### Data in this exercise
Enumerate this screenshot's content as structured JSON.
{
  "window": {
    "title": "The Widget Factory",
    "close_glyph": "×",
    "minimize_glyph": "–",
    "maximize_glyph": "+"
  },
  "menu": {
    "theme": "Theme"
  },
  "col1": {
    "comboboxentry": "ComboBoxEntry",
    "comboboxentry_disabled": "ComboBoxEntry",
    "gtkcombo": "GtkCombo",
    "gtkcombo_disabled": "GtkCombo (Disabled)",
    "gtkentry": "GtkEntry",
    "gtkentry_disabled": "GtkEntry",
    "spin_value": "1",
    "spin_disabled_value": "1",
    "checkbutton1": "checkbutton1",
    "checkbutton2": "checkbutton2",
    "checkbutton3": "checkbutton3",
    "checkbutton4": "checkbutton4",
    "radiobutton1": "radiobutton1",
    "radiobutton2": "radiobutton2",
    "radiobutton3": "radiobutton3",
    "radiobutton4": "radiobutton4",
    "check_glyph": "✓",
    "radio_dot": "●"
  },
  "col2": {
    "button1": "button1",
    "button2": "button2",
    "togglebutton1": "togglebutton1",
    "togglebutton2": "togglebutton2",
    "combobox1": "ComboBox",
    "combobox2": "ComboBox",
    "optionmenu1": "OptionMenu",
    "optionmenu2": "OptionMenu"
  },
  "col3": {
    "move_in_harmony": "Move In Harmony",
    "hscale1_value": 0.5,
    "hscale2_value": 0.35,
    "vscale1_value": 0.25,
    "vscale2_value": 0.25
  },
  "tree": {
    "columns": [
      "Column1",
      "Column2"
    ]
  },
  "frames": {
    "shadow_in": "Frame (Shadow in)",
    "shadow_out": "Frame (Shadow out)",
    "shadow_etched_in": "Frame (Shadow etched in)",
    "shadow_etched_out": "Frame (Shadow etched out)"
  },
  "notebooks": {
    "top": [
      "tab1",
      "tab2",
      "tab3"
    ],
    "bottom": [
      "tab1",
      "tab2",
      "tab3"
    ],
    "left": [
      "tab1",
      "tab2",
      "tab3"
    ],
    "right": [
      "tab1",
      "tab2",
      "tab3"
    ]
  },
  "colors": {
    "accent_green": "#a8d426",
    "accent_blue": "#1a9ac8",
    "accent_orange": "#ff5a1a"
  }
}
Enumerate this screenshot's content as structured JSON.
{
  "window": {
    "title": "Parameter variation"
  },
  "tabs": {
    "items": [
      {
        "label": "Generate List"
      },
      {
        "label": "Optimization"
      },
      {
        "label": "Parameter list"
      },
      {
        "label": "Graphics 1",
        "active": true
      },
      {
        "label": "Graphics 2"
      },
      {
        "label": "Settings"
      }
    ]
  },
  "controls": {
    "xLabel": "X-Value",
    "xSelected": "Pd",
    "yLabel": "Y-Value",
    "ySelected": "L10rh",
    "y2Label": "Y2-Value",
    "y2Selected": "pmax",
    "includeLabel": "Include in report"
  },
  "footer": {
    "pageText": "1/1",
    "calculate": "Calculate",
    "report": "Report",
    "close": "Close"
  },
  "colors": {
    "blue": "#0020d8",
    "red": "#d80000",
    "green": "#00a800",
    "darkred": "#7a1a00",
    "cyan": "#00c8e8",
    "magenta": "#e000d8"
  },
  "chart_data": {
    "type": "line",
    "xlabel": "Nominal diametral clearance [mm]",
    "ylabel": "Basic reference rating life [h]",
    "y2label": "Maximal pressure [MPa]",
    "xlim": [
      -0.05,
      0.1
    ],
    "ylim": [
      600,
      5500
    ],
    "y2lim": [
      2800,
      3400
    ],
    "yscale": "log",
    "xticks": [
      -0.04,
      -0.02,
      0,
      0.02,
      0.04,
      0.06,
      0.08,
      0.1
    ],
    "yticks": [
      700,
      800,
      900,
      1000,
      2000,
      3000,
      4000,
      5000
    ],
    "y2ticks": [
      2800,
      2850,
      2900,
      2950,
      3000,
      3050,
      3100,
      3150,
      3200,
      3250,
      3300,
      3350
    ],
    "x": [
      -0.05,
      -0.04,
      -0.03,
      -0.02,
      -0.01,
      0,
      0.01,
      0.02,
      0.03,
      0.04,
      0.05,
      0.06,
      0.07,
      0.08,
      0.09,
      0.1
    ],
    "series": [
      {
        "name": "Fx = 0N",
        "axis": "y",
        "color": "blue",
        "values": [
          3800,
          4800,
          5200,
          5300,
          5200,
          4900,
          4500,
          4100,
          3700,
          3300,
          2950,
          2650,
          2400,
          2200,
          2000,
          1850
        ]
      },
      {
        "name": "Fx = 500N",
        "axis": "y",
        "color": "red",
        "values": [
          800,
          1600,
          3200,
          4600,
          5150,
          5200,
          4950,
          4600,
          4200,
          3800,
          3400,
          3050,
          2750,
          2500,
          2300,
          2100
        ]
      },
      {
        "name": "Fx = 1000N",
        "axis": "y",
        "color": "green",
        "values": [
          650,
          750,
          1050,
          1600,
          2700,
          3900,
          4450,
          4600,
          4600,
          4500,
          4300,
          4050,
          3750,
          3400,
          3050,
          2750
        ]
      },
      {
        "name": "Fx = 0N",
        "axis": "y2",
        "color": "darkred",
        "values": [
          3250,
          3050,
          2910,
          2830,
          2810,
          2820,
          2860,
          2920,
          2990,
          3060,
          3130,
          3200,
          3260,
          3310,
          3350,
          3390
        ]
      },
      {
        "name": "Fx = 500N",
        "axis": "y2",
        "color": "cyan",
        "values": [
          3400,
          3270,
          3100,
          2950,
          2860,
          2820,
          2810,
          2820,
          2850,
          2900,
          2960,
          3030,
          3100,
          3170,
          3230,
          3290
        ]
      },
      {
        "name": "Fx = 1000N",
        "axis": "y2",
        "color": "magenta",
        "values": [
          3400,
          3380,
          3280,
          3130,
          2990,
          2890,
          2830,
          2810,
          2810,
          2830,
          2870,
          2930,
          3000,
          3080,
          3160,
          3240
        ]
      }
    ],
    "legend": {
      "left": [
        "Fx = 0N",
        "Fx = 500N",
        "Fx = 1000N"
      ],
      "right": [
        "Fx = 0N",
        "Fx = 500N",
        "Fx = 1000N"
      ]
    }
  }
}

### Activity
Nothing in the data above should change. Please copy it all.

### Response
Enumerate this screenshot's content as structured JSON.
{
  "window": {
    "title": "The Widget Factory",
    "close_glyph": "×",
    "minimize_glyph": "–",
    "maximize_glyph": "+"
  },
  "menu": {
    "theme": "Theme"
  },
  "col1": {
    "comboboxentry": "ComboBoxEntry",
    "comboboxentry_disabled": "ComboBoxEntry",
    "gtkcombo": "GtkCombo",
    "gtkcombo_disabled": "GtkCombo (Disabled)",
    "gtkentry": "GtkEntry",
    "gtkentry_disabled": "GtkEntry",
    "spin_value": "1",
    "spin_disabled_value": "1",
    "checkbutton1": "checkbutton1",
    "checkbutton2": "checkbutton2",
    "checkbutton3": "checkbutton3",
    "checkbutton4": "checkbutton4",
    "radiobutton1": "radiobutton1",
    "radiobutton2": "radiobutton2",
    "radiobutton3": "radiobutton3",
    "radiobutton4": "radiobutton4",
    "check_glyph": "✓",
    "radio_dot": "●"
  },
  "col2": {
    "button1": "button1",
    "button2": "button2",
    "togglebutton1": "togglebutton1",
    "togglebutton2": "togglebutton2",
    "combobox1": "ComboBox",
    "combobox2": "ComboBox",
    "optionmenu1": "OptionMenu",
    "optionmenu2": "OptionMenu"
  },
  "col3": {
    "move_in_harmony": "Move In Harmony",
    "hscale1_value": 0.5,
    "hscale2_value": 0.35,
    "vscale1_value": 0.25,
    "vscale2_value": 0.25
  },
  "tree": {
    "columns": [
      "Column1",
      "Column2"
    ]
  },
  "frames": {
    "shadow_in": "Frame (Shadow in)",
    "shadow_out": "Frame (Shadow out)",
    "shadow_etched_in": "Frame (Shadow etched in)",
    "shadow_etched_out": "Frame (Shadow etched out)"
  },
  "notebooks": {
    "top": [
      "tab1",
      "tab2",
      "tab3"
    ],
    "bottom": [
      "tab1",
      "tab2",
      "tab3"
    ],
    "left": [
      "tab1",
      "tab2",
      "tab3"
    ],
    "right": [
      "tab1",
      "tab2",
      "tab3"
    ]
  },
  "colors": {
    "accent_green": "#a8d426",
    "accent_blue": "#1a9ac8",
    "accent_orange": "#ff5a1a"
  }
}
Enumerate this screenshot's content as structured JSON.
{
  "window": {
    "title": "Parameter variation"
  },
  "tabs": {
    "items": [
      {
        "label": "Generate List"
      },
      {
        "label": "Optimization"
      },
      {
        "label": "Parameter list"
      },
      {
        "label": "Graphics 1",
        "active": true
      },
      {
        "label": "Graphics 2"
      },
      {
        "label": "Settings"
      }
    ]
  },
  "controls": {
    "xLabel": "X-Value",
    "xSelected": "Pd",
    "yLabel": "Y-Value",
    "ySelected": "L10rh",
    "y2Label": "Y2-Value",
    "y2Selected": "pmax",
    "includeLabel": "Include in report"
  },
  "footer": {
    "pageText": "1/1",
    "calculate": "Calculate",
    "report": "Report",
    "close": "Close"
  },
  "colors": {
    "blue": "#0020d8",
    "red": "#d80000",
    "green": "#00a800",
    "darkred": "#7a1a00",
    "cyan": "#00c8e8",
    "magenta": "#e000d8"
  },
  "chart_data": {
    "type": "line",
    "xlabel": "Nominal diametral clearance [mm]",
    "ylabel": "Basic reference rating life [h]",
    "y2label": "Maximal pressure [MPa]",
    "xlim": [
      -0.05,
      0.1
    ],
    "ylim": [
      600,
      5500
    ],
    "y2lim": [
      2800,
      3400
    ],
    "yscale": "log",
    "xticks": [
      -0.04,
      -0.02,
      0,
      0.02,
      0.04,
      0.06,
      0.08,
      0.1
    ],
    "yticks": [
      700,
      800,
      900,
      1000,
      2000,
      3000,
      4000,
      5000
    ],
    "y2ticks": [
      2800,
      2850,
      2900,
      2950,
      3000,
      3050,
      3100,
      3150,
      3200,
      3250,
      3300,
      3350
    ],
    "x": [
      -0.05,
      -0.04,
      -0.03,
      -0.02,
      -0.01,
      0,
      0.01,
      0.02,
      0.03,
      0.04,
      0.05,
      0.06,
      0.07,
      0.08,
      0.09,
      0.1
    ],
    "series": [
      {
        "name": "Fx = 0N",
        "axis": "y",
        "color": "blue",
        "values": [
          3800,
          4800,
          5200,
          5300,
          5200,
          4900,
          4500,
          4100,
          3700,
          3300,
          2950,
          2650,
          2400,
          2200,
          2000,
          1850
        ]
      },
      {
        "name": "Fx = 500N",
        "axis": "y",
        "color": "red",
        "values": [
          800,
          1600,
          3200,
          4600,
          5150,
          5200,
          4950,
          4600,
          4200,
          3800,
          3400,
          3050,
          2750,
          2500,
          2300,
          2100
        ]
      },
      {
        "name": "Fx = 1000N",
        "axis": "y",
        "color": "green",
        "values": [
          650,
          750,
          1050,
          1600,
          2700,
          3900,
          4450,
          4600,
          4600,
          4500,
          4300,
          4050,
          3750,
          3400,
          3050,
          2750
        ]
      },
      {
        "name": "Fx = 0N",
        "axis": "y2",
        "color": "darkred",
        "values": [
          3250,
          3050,
          2910,
          2830,
          2810,
          2820,
          2860,
          2920,
          2990,
          3060,
          3130,
          3200,
          3260,
          3310,
          3350,
          3390
        ]
      },
      {
        "name": "Fx = 500N",
        "axis": "y2",
        "color": "cyan",
        "values": [
          3400,
          3270,
          3100,
          2950,
          2860,
          2820,
          2810,
          2820,
          2850,
          2900,
          2960,
          3030,
          3100,
          3170,
          3230,
          3290
        ]
      },
      {
        "name": "Fx = 1000N",
        "axis": "y2",
        "color": "magenta",
        "values": [
          3400,
          3380,
          3280,
          3130,
          2990,
          2890,
          2830,
          2810,
          2810,
          2830,
          2870,
          2930,
          3000,
          3080,
          3160,
          3240
        ]
      }
    ],
    "legend": {
      "left": [
        "Fx = 0N",
        "Fx = 500N",
        "Fx = 1000N"
      ],
      "right": [
        "Fx = 0N",
        "Fx = 500N",
        "Fx = 1000N"
      ]
    }
  }
}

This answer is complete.